Instructions to follow: Pull every line containing "strs" from the listing.
○ ○ ○ ○ ○
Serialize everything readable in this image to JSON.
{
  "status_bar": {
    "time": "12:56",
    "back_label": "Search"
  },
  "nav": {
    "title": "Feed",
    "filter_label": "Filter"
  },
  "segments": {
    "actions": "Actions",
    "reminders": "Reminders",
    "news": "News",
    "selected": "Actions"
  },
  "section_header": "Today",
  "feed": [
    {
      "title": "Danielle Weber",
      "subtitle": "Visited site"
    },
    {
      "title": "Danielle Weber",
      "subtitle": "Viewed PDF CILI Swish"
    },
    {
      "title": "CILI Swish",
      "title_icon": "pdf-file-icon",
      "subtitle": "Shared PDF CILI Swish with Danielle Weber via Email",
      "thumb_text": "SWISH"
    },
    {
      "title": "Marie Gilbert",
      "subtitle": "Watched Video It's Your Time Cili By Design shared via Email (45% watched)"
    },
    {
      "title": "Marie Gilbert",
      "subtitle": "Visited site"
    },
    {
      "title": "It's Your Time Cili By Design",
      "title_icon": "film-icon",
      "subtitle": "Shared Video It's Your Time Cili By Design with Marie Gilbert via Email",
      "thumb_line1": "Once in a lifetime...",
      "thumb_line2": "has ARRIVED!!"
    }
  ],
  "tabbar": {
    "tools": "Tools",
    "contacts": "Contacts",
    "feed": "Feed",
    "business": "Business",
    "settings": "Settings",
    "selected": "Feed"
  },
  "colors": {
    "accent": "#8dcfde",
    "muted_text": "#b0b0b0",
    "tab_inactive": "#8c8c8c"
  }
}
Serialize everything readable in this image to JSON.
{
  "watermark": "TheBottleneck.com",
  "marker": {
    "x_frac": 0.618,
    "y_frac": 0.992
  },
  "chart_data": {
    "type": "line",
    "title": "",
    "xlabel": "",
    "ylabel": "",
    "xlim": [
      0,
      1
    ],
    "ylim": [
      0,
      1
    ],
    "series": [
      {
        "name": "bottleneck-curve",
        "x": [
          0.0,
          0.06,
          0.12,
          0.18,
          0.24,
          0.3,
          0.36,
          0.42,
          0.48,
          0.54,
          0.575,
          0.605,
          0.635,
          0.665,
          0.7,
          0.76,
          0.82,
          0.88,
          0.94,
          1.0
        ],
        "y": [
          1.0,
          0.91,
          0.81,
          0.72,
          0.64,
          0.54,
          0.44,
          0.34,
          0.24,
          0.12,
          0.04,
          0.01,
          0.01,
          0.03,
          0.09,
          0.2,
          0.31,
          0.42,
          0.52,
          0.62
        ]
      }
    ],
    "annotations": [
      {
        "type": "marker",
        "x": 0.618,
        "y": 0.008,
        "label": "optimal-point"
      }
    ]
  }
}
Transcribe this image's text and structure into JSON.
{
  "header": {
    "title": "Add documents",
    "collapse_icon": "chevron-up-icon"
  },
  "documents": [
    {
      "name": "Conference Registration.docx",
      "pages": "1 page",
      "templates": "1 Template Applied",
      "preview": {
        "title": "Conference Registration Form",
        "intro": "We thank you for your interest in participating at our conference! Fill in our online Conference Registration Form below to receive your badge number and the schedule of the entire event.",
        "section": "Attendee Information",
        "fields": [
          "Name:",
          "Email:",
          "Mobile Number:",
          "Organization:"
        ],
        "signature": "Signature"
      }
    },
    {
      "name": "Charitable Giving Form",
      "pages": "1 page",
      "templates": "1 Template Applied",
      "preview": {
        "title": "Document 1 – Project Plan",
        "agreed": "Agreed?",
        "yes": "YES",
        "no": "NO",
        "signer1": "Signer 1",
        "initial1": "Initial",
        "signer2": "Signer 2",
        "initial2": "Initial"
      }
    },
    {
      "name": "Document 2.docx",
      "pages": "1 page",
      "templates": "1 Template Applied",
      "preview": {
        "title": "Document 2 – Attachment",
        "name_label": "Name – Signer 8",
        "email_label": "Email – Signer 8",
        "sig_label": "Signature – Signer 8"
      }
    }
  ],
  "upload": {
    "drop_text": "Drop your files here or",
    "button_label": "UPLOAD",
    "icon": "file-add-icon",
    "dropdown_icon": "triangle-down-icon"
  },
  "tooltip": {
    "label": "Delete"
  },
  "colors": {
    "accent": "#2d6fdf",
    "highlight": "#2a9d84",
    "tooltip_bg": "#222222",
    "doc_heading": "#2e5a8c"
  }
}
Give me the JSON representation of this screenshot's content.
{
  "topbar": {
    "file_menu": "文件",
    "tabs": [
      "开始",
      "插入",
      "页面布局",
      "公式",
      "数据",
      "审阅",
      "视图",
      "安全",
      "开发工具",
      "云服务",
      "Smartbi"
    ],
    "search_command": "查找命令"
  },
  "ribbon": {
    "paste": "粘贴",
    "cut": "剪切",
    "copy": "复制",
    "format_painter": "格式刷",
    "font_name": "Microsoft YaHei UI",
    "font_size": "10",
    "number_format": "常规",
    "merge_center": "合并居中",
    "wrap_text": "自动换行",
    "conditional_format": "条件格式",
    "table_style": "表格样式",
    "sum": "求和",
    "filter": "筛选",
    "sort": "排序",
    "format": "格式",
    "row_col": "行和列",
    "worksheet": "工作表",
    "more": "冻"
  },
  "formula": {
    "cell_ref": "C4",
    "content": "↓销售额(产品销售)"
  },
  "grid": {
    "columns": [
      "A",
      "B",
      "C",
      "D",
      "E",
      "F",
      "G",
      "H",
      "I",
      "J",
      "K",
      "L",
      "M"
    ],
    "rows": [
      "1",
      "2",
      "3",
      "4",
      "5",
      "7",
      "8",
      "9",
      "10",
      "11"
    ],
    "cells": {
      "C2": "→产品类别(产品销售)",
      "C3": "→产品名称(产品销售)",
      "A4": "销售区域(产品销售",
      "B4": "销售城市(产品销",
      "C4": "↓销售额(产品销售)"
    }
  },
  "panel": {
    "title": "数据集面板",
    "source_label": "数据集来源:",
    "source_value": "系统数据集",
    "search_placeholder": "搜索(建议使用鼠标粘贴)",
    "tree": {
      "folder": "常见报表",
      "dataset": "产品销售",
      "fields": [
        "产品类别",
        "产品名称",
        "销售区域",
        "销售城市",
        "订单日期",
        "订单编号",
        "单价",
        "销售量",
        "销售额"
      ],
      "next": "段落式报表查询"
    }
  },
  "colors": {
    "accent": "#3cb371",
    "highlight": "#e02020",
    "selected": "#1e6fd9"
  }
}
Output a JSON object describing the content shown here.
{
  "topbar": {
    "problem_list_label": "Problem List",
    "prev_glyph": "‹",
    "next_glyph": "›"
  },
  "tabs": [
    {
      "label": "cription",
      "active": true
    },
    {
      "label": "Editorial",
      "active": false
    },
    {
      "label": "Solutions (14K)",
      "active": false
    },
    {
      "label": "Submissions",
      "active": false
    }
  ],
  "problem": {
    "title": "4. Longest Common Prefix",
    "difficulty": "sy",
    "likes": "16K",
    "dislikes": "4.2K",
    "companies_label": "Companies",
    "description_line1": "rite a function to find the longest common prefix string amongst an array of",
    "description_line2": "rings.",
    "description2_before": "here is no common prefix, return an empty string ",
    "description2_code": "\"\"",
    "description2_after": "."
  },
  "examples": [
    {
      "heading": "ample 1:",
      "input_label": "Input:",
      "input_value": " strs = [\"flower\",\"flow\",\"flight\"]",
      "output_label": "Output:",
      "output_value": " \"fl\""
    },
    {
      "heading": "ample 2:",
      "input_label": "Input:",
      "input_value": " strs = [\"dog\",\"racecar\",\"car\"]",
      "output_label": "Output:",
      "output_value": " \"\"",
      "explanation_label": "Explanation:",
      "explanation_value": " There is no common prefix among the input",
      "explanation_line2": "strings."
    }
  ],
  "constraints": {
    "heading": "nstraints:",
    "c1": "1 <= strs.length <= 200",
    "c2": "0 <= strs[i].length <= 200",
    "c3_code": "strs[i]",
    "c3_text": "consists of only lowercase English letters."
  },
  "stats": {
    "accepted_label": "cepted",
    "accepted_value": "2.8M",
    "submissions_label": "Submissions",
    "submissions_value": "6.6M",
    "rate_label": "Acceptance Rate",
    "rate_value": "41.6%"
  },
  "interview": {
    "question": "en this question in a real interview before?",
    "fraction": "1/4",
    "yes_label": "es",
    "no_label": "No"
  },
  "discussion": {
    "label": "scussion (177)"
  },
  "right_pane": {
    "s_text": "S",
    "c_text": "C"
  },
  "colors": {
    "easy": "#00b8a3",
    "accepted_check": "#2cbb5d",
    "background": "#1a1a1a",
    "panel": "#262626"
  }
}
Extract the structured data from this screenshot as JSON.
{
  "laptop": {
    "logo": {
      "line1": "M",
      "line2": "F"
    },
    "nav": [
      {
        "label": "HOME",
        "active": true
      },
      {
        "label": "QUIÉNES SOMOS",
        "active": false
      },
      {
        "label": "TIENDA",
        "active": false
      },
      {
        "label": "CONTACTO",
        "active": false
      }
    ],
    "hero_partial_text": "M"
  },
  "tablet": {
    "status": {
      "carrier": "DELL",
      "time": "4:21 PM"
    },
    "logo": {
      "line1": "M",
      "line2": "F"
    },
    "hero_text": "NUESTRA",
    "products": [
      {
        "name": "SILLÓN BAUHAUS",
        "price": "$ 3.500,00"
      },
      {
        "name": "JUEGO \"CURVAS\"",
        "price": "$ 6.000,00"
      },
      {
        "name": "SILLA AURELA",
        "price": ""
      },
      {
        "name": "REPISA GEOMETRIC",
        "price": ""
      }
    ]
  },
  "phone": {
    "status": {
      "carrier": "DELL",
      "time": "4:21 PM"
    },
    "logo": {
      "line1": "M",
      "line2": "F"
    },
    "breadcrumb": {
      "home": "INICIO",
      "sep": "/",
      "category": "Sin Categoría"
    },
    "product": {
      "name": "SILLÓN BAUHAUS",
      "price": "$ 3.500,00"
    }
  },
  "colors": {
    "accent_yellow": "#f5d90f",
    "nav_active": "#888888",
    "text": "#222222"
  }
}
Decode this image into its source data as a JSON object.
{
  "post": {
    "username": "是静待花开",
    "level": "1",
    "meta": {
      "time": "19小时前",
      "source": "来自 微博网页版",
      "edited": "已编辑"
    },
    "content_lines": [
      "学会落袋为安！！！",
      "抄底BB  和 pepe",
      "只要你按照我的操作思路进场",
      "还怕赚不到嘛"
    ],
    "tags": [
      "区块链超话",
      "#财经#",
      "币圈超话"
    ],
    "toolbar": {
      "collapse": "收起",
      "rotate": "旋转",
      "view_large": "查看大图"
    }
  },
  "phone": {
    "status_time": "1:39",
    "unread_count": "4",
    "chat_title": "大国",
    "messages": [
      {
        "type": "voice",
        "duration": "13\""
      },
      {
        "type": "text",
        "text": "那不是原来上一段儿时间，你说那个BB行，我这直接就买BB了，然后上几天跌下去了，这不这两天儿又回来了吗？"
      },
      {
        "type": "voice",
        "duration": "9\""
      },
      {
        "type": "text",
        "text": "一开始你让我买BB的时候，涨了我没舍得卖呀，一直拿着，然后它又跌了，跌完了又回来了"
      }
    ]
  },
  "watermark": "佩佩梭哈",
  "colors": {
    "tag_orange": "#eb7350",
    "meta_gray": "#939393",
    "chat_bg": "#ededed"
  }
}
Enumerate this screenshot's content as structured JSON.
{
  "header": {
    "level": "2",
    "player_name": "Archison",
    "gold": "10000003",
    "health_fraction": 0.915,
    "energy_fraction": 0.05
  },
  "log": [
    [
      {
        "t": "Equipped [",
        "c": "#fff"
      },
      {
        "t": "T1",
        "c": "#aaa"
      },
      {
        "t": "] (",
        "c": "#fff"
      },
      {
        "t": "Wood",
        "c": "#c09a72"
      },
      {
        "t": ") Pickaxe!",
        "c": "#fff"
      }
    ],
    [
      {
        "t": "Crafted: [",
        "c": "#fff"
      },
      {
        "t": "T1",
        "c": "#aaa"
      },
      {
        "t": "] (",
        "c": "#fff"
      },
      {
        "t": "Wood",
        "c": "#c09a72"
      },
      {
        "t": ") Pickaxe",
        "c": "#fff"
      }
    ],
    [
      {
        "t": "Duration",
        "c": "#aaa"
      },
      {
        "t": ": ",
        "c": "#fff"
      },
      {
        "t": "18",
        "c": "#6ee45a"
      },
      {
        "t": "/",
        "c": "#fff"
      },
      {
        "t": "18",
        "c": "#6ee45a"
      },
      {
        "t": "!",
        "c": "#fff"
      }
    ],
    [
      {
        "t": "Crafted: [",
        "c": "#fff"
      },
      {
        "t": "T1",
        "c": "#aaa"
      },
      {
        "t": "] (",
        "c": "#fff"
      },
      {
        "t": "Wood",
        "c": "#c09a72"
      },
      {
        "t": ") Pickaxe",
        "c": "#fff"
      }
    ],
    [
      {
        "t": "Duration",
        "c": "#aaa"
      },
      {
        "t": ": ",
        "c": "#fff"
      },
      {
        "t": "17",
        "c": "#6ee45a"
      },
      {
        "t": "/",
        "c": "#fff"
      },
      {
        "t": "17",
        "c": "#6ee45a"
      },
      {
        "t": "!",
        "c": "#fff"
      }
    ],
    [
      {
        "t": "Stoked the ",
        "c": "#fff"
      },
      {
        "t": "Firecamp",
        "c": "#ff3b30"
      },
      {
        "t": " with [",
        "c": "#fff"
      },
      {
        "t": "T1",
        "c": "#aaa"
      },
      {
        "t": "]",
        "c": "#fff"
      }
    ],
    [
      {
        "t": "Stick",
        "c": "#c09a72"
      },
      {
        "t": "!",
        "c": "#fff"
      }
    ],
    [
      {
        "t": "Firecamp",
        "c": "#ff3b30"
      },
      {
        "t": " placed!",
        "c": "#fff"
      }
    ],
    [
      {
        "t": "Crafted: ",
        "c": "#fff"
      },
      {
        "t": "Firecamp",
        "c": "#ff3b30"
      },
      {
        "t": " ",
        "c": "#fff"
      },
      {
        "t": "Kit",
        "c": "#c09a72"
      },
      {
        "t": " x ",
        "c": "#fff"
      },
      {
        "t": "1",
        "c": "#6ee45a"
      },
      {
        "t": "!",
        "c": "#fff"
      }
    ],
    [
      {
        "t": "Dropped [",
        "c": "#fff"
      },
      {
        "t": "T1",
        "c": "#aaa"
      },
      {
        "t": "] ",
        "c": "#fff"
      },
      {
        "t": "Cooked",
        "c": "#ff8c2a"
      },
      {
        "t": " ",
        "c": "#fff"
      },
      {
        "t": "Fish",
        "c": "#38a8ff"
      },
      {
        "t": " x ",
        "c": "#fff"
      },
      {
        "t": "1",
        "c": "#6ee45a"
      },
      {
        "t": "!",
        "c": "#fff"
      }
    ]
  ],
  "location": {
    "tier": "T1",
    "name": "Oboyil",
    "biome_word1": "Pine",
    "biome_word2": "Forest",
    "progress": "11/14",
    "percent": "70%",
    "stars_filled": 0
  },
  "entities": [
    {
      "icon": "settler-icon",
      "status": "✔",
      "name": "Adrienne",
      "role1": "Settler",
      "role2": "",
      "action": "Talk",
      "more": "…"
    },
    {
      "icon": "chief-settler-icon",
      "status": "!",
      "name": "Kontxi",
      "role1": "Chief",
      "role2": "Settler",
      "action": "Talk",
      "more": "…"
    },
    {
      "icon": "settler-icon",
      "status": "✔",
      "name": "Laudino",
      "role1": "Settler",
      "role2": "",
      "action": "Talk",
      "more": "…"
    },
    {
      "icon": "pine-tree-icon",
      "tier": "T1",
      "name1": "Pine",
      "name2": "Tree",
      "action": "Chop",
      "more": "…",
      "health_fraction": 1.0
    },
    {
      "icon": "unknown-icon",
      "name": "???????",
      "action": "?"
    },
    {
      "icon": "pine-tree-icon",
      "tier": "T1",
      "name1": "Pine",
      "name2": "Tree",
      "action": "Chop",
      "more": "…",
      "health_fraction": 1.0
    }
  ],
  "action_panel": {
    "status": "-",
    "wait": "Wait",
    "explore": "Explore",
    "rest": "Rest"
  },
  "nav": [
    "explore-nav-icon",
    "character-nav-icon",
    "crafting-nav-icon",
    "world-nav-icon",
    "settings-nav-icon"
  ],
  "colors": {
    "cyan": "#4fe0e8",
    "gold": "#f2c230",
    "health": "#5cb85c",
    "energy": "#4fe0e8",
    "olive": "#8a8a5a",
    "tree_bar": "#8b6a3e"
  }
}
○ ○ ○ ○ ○
Completed exercise:
      "input_value": " strs = [\"flower\",\"flow\",\"flight\"]",
      "input_value": " strs = [\"dog\",\"racecar\",\"car\"]",
    "c1": "1 <= strs.length <= 200",
    "c2": "0 <= strs[i].length <= 200",
    "c3_code": "strs[i]",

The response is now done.